The words being typed on a wireless keyboard can be easily seen and stolen by hackers, a cybersecurity firm has warned.
The worrying revelation was made by San Francisco-based Bastille which said that many wireless keyboards were transmitting what was being written in “clear text” which makes it very easy to snoop on.
Bastille found that in some cases they could snoop on what was being typed from as far away as 250ft.
What’s worse is that the cybersecurity firm said that none of the keyboards affected could be updated to fix this problem and recommended that they should be replaced immediately.
“When we purchase a wireless keyboard we reasonably expect that the manufacturer has designed and built security into the core of the product. Unfortunately, we tested keyboards from 12 manufacturers and were disappointed to find that eight manufacturers (two-thirds) were susceptible to the KeySniffer hack.” said Marc Newlin, Bastille Research Team member responsible for the KeySniffer discovery.
KeySniffer is a set of vulnerabilities that affect non-Bluetooth wireless keyboards.
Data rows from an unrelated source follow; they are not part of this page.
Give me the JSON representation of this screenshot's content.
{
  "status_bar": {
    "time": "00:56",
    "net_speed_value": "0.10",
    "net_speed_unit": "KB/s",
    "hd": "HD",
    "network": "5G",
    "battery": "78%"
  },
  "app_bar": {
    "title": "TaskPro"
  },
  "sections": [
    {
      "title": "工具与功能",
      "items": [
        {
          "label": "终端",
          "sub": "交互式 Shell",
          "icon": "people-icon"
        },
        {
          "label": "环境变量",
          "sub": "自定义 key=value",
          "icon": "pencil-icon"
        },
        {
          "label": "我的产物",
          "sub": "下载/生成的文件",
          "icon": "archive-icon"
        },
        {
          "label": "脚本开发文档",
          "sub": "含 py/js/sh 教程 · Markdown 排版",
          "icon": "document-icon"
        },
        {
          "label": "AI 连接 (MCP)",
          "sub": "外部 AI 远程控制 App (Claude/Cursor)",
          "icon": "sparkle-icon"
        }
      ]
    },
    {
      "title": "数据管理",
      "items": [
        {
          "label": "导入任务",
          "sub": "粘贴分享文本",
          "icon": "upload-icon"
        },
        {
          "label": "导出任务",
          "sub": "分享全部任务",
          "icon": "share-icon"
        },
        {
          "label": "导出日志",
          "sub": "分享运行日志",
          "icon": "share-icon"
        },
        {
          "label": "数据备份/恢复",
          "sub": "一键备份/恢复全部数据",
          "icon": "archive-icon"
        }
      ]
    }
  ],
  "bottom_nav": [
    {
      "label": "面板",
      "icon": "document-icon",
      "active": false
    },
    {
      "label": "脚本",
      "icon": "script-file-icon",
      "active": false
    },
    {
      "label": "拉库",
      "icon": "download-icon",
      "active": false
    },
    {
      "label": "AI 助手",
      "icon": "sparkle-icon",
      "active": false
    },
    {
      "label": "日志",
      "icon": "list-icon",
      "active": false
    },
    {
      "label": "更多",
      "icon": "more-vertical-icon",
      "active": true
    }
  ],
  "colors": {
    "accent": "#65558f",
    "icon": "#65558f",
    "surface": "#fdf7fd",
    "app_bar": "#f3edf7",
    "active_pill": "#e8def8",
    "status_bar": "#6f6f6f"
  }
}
Rather than using Bluetooth, these models use unencrypted radio signals which can then be easily snooped on using equipment that costs less than £60.
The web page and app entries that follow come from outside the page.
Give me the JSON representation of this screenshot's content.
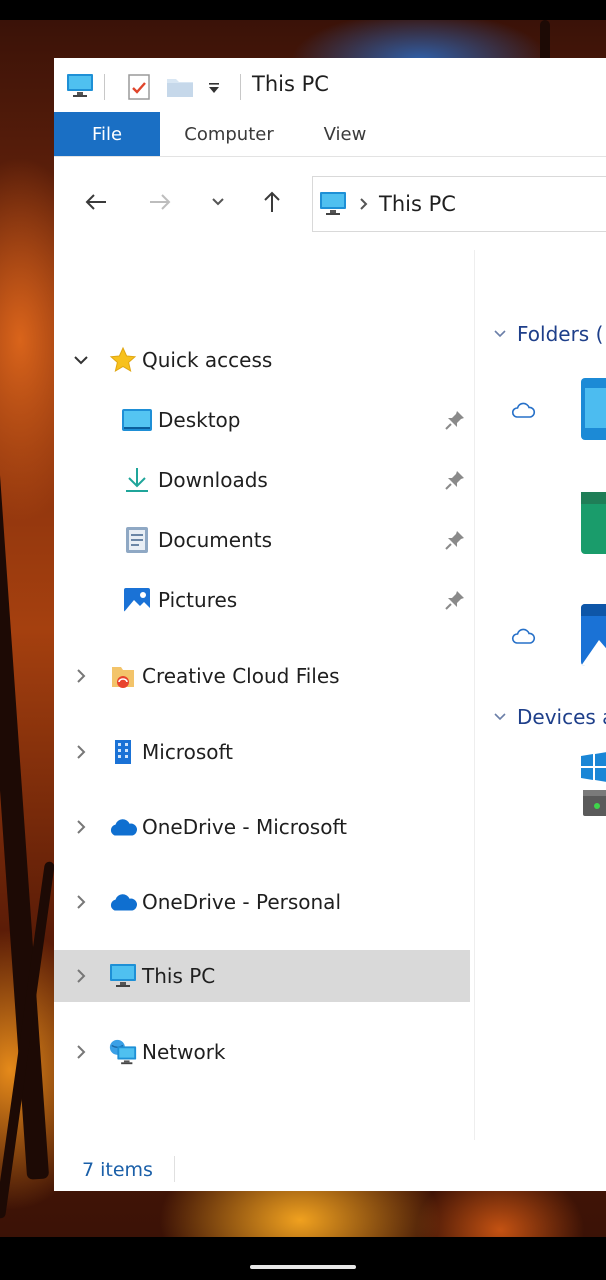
{
  "window": {
    "title": "This PC"
  },
  "ribbon": {
    "tabs": [
      {
        "label": "File",
        "active": true
      },
      {
        "label": "Computer",
        "active": false
      },
      {
        "label": "View",
        "active": false
      }
    ]
  },
  "address_bar": {
    "path": "This PC",
    "icon": "this-pc-icon"
  },
  "navigation_pane": {
    "items": [
      {
        "label": "Quick access",
        "icon": "star-icon",
        "expanded": true
      },
      {
        "label": "Desktop",
        "icon": "desktop-folder-icon",
        "pinned": true
      },
      {
        "label": "Downloads",
        "icon": "download-icon",
        "pinned": true
      },
      {
        "label": "Documents",
        "icon": "documents-icon",
        "pinned": true
      },
      {
        "label": "Pictures",
        "icon": "pictures-icon",
        "pinned": true
      },
      {
        "label": "Creative Cloud Files",
        "icon": "creative-cloud-icon",
        "expanded": false
      },
      {
        "label": "Microsoft",
        "icon": "building-icon",
        "expanded": false
      },
      {
        "label": "OneDrive - Microsoft",
        "icon": "onedrive-icon",
        "expanded": false
      },
      {
        "label": "OneDrive - Personal",
        "icon": "onedrive-icon",
        "expanded": false
      },
      {
        "label": "This PC",
        "icon": "this-pc-icon",
        "expanded": false,
        "selected": true
      },
      {
        "label": "Network",
        "icon": "network-icon",
        "expanded": false
      }
    ]
  },
  "content": {
    "groups": [
      {
        "label": "Folders ("
      },
      {
        "label": "Devices a"
      }
    ]
  },
  "status": {
    "items_count": "7 items"
  },
  "colors": {
    "accent": "#1a6fc4",
    "group_header": "#1e3f8a",
    "selected_row": "#d9d9d9"
  }
}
David Emm, principal security researcher at Kaspersky Lab believes this should never have been an issue in the first place.
“It would seem that none of the affected firms has taken measures to warn customers or take steps to secure the products – something that might not be possible anyway.”
“It’s vital that manufacturers of such devices consider security at the design stage, not least because trying to retro-fit security is likely to be a lot more difficult.” he said.
Emm recommends that if you are looking to buy a wireless keyboard, or indeed any wireless device like a mouse then you should check that it’s Bluetooth and that it includes safety features which stop it from being hacked.